All of the listing should be output exactly, apart from the pictures.

Given information —
==========

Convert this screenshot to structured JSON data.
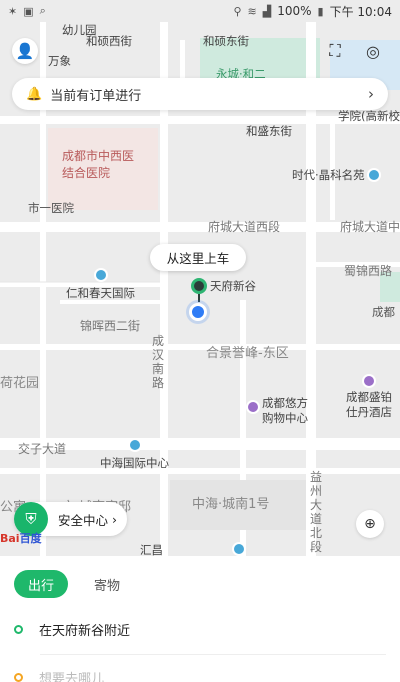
{
  "status_bar": {
    "left_icons": [
      "sparkle-icon",
      "bag-icon",
      "search-icon"
    ],
    "battery": "100%",
    "time": "下午 10:04"
  },
  "order_banner": {
    "text": "当前有订单进行"
  },
  "map": {
    "pickup_label": "从这里上车",
    "pickup_place": "天府新谷",
    "labels": {
      "kindergarten": "幼儿园",
      "hepo_west": "和硕西街",
      "hepo_east": "和硕东街",
      "wanxiang": "万象",
      "mall": "永城·和二",
      "hengrui": "和盛东街",
      "xuehe": "学院(高新校",
      "tcm_hospital": "成都市中西医\n结合医院",
      "no1_hospital": "市一医院",
      "jingke": "时代·晶科名苑",
      "fucheng_west": "府城大道西段",
      "fucheng_road": "府城大道中",
      "shujin": "蜀锦西路",
      "chengdu_small": "成都",
      "renhe": "仁和春天国际",
      "jinhui": "锦晖西二街",
      "chenghan": "成汉南路",
      "hejing": "合景誉峰-东区",
      "huayuan": "荷花园",
      "yuefang": "成都悠方\n购物中心",
      "shengbo": "成都盛铂\n仕丹酒店",
      "jiaozi": "交子大道",
      "zhonghai_intl": "中海国际中心",
      "zhonghai_city": "中海·城南1号",
      "yizhou": "益州大道北段",
      "chengda": "市·城南官邸",
      "gongyu": "公寓",
      "huichang": "汇昌"
    }
  },
  "safety_center": {
    "label": "安全中心"
  },
  "baidu_logo": "Bai百度",
  "panel": {
    "tabs": [
      {
        "label": "出行",
        "active": true
      },
      {
        "label": "寄物",
        "active": false
      }
    ],
    "origin": "在天府新谷附近",
    "destination": "想要去哪儿"
  }
}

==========

Result for this task —
Convert this screenshot to structured JSON data.
{
  "status_bar": {
    "left_icons": [
      "sparkle-icon",
      "bag-icon",
      "search-icon"
    ],
    "battery": "100%",
    "time": "下午 10:04"
  },
  "order_banner": {
    "text": "当前有订单进行"
  },
  "map": {
    "pickup_label": "从这里上车",
    "pickup_place": "天府新谷",
    "labels": {
      "kindergarten": "幼儿园",
      "hepo_west": "和硕西街",
      "hepo_east": "和硕东街",
      "wanxiang": "万象",
      "mall": "永城·和二",
      "hengrui": "和盛东街",
      "xuehe": "学院(高新校",
      "tcm_hospital": "成都市中西医\n结合医院",
      "no1_hospital": "市一医院",
      "jingke": "时代·晶科名苑",
      "fucheng_west": "府城大道西段",
      "fucheng_road": "府城大道中",
      "shujin": "蜀锦西路",
      "chengdu_small": "成都",
      "renhe": "仁和春天国际",
      "jinhui": "锦晖西二街",
      "chenghan": "成汉南路",
      "hejing": "合景誉峰-东区",
      "huayuan": "荷花园",
      "yuefang": "成都悠方\n购物中心",
      "shengbo": "成都盛铂\n仕丹酒店",
      "jiaozi": "交子大道",
      "zhonghai_intl": "中海国际中心",
      "zhonghai_city": "中海·城南1号",
      "yizhou": "益州大道北段",
      "chengda": "市·城南官邸",
      "gongyu": "公寓",
      "huichang": "汇昌"
    }
  },
  "safety_center": {
    "label": "安全中心"
  },
  "baidu_logo": "Bai百度",
  "panel": {
    "tabs": [
      {
        "label": "出行",
        "active": true
      },
      {
        "label": "寄物",
        "active": false
      }
    ],
    "origin": "在天府新谷附近",
    "destination": "想要去哪儿"
  }
}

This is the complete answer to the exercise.